  • 2
    You should avoid this solution. Here is why: stackoverflow.com/questions/2613338/… – mspir Sep 21 '12 at 20:23
  • 1
    Do not add date by adding 86400 seconds to previous day! You will have bug in your code! This does not work on Daylight Saving days! – sbrbot Oct 26 '12 at 9:05
1

While I agree with Doug Hays' answer, I'll chime in here to say that the reason your code doesn't work is because strtotime() expects an INT as the 2nd argument, not a string (even one that represents a date)

If you turn on max error reporting you'll see this as a "A non well formed numeric value" error which is E_NOTICE level.

| improve this answer | |
1

The modify() method that can be used to add increments to an existing DateTime value.

Create a new DateTime object with the current date and time:

$due_dt = new DateTime();

Once you have the DateTime object, you can manipulate its value by adding or subtracting time periods:

$due_dt->modify('+1 day');

You can read more on the PHP Manual.

| improve this answer | |
1
<?php

function plusTimetoOldtime($Old_Time,$getFormat,$Plus_Time) {
    return date($getFormat,strtotime(date($getFormat,$Old_Time).$Plus_Time));
}

$Old_Time = strtotime("now");
$Plus_Time = '+1 day';
$getFormat = 'Y-m-d H:i:s';

echo plusTimetoOldtime($Old_Time,$getFormat,$Plus_Time);

?>
| improve this answer | |
0

The following code get the first day of January of current year (but it can be a another date) and add 365 days to that day (but it can be N number of days) using DateTime class and its method modify() and format():

echo (new DateTime((new DateTime())->modify('first day of January this year')->format('Y-m-d')))->modify('+365 days')->format('Y-m-d');
| improve this answer | |
-1

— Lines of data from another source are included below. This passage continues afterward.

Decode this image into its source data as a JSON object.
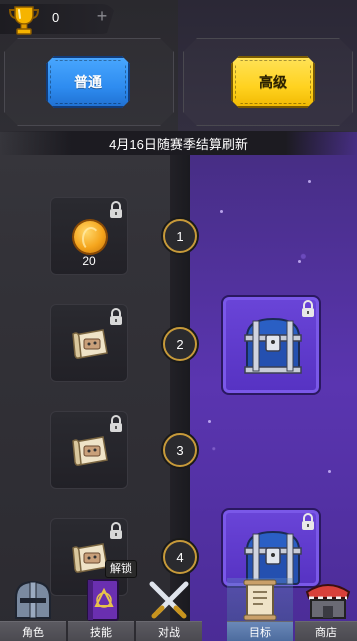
{
  "top_bar": {
    "trophy_count": "0",
    "add_icon": "plus-icon"
  },
  "tiers": {
    "normal_label": "普通",
    "premium_label": "高级"
  },
  "season_banner": "4月16日随赛季结算刷新",
  "levels": [
    {
      "number": "1",
      "free_reward": {
        "type": "coin",
        "qty": "20"
      },
      "premium_reward": null
    },
    {
      "number": "2",
      "free_reward": {
        "type": "scroll-ticket",
        "qty": ""
      },
      "premium_reward": {
        "type": "blue-chest"
      }
    },
    {
      "number": "3",
      "free_reward": {
        "type": "scroll-ticket",
        "qty": ""
      },
      "premium_reward": null
    },
    {
      "number": "4",
      "free_reward": {
        "type": "scroll-ticket",
        "qty": ""
      },
      "premium_reward": {
        "type": "blue-chest"
      }
    }
  ],
  "unlock_label": "解锁",
  "nav": [
    {
      "label": "角色",
      "icon": "helmet-icon",
      "active": false
    },
    {
      "label": "技能",
      "icon": "spellbook-icon",
      "active": false
    },
    {
      "label": "对战",
      "icon": "crossed-swords-icon",
      "active": false
    },
    {
      "label": "目标",
      "icon": "scroll-icon",
      "active": true
    },
    {
      "label": "商店",
      "icon": "shop-icon",
      "active": false
    }
  ],
  "colors": {
    "normal_blue": "#2e8cf0",
    "premium_yellow": "#ffd21f",
    "premium_purple": "#5a35b0",
    "node_gold": "#c79a3a"
  }
}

Since you already have an answer to what's wrong with your code, I can bring another perspective on how you can play with datetimes generally, and solve your problem specifically.

Oftentimes you find yourself posing a problem in terms of solution. This is just one of the reasons you end up with an imperative code. It's great if it works though; there are just other, arguably more maintainable alternatives. One of them is a declarative code. The point is asking what you need, instead of how to get there.

In your particular case, this can look like the following. First, you need to find out what is it that you're looking for, that is, discover abstractions. In your case, it looks like you need a date. Not just any date, but the one having some standard representation. Say, ISO8601 date. There are at least two implementations: the first one is a date parsed from an ISO8601-formatted string (or a string in any other format actually), and the second is some future date which is a day later. Thus, the whole code could look like that:

(new Future(
    new DateTimeParsedFromISO8601('2009-09-30 20:24:00'),
    new OneDay()
))
    ->value();

For more examples with datetime juggling check out this one.

| improve this answer | |

Your Answer

By clicking “Post Your Answer”, you agree to our terms of service, privacy policy and cookie policy

Not the answer you're looking for? Browse other questions tagged or ask your own question.